### Exercise goal
Would you output all the lines below precisely as they stand, leaving each picture out?

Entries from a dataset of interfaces
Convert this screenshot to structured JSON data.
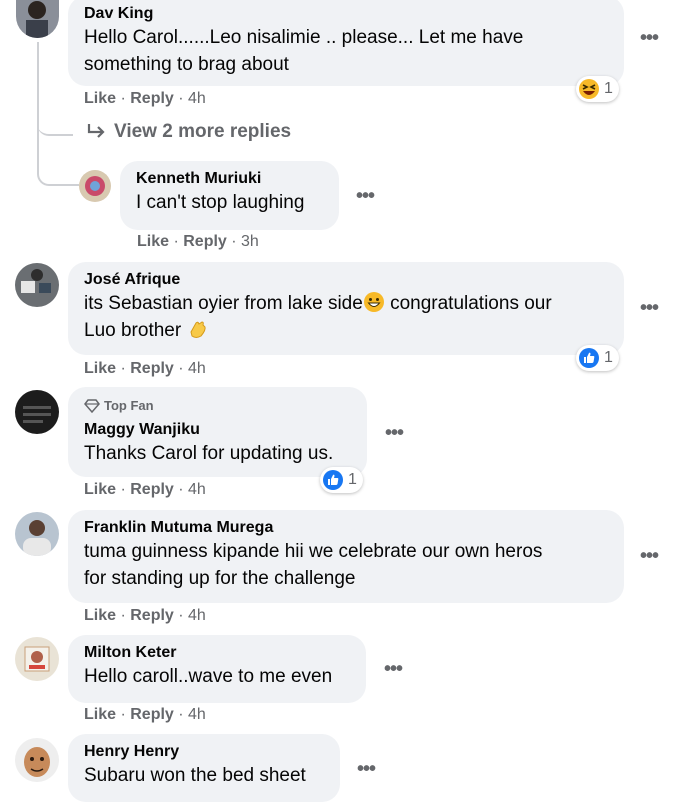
{
  "actions": {
    "like": "Like",
    "reply": "Reply",
    "sep": " · "
  },
  "more_icon": "•••",
  "view_more": {
    "label": "View 2 more replies",
    "icon": "reply-arrow-icon"
  },
  "comments": [
    {
      "name": "Dav King",
      "text_line1": "Hello Carol......Leo nisalimie .. please... Let me have",
      "text_line2": "something to brag about",
      "time": "4h",
      "reaction": {
        "icon": "haha-icon",
        "count": "1"
      }
    },
    {
      "name": "Kenneth Muriuki",
      "text_line1": "I can't stop laughing",
      "time": "3h"
    },
    {
      "name": "José Afrique",
      "text_line1": "its Sebastian oyier from lake side",
      "text_line1b": " congratulations our",
      "text_line2": "Luo brother ",
      "time": "4h",
      "reaction": {
        "icon": "like-icon",
        "count": "1"
      }
    },
    {
      "badge": "Top Fan",
      "name": "Maggy Wanjiku",
      "text_line1": "Thanks Carol for updating us.",
      "time": "4h",
      "reaction": {
        "icon": "like-icon",
        "count": "1"
      }
    },
    {
      "name": "Franklin Mutuma Murega",
      "text_line1": "tuma guinness kipande hii we celebrate our own heros",
      "text_line2": "for standing up for the challenge",
      "time": "4h"
    },
    {
      "name": "Milton Keter",
      "text_line1": "Hello caroll..wave to me even",
      "time": "4h"
    },
    {
      "name": "Henry Henry",
      "text_line1": "Subaru won the bed sheet"
    }
  ],
  "colors": {
    "bubble": "#f0f2f5",
    "meta": "#65676b",
    "like_blue": "#1877f2",
    "haha_yellow": "#f7b928"
  }
}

### Worked solution
Convert this screenshot to structured JSON data.
{
  "actions": {
    "like": "Like",
    "reply": "Reply",
    "sep": " · "
  },
  "more_icon": "•••",
  "view_more": {
    "label": "View 2 more replies",
    "icon": "reply-arrow-icon"
  },
  "comments": [
    {
      "name": "Dav King",
      "text_line1": "Hello Carol......Leo nisalimie .. please... Let me have",
      "text_line2": "something to brag about",
      "time": "4h",
      "reaction": {
        "icon": "haha-icon",
        "count": "1"
      }
    },
    {
      "name": "Kenneth Muriuki",
      "text_line1": "I can't stop laughing",
      "time": "3h"
    },
    {
      "name": "José Afrique",
      "text_line1": "its Sebastian oyier from lake side",
      "text_line1b": " congratulations our",
      "text_line2": "Luo brother ",
      "time": "4h",
      "reaction": {
        "icon": "like-icon",
        "count": "1"
      }
    },
    {
      "badge": "Top Fan",
      "name": "Maggy Wanjiku",
      "text_line1": "Thanks Carol for updating us.",
      "time": "4h",
      "reaction": {
        "icon": "like-icon",
        "count": "1"
      }
    },
    {
      "name": "Franklin Mutuma Murega",
      "text_line1": "tuma guinness kipande hii we celebrate our own heros",
      "text_line2": "for standing up for the challenge",
      "time": "4h"
    },
    {
      "name": "Milton Keter",
      "text_line1": "Hello caroll..wave to me even",
      "time": "4h"
    },
    {
      "name": "Henry Henry",
      "text_line1": "Subaru won the bed sheet"
    }
  ],
  "colors": {
    "bubble": "#f0f2f5",
    "meta": "#65676b",
    "like_blue": "#1877f2",
    "haha_yellow": "#f7b928"
  }
}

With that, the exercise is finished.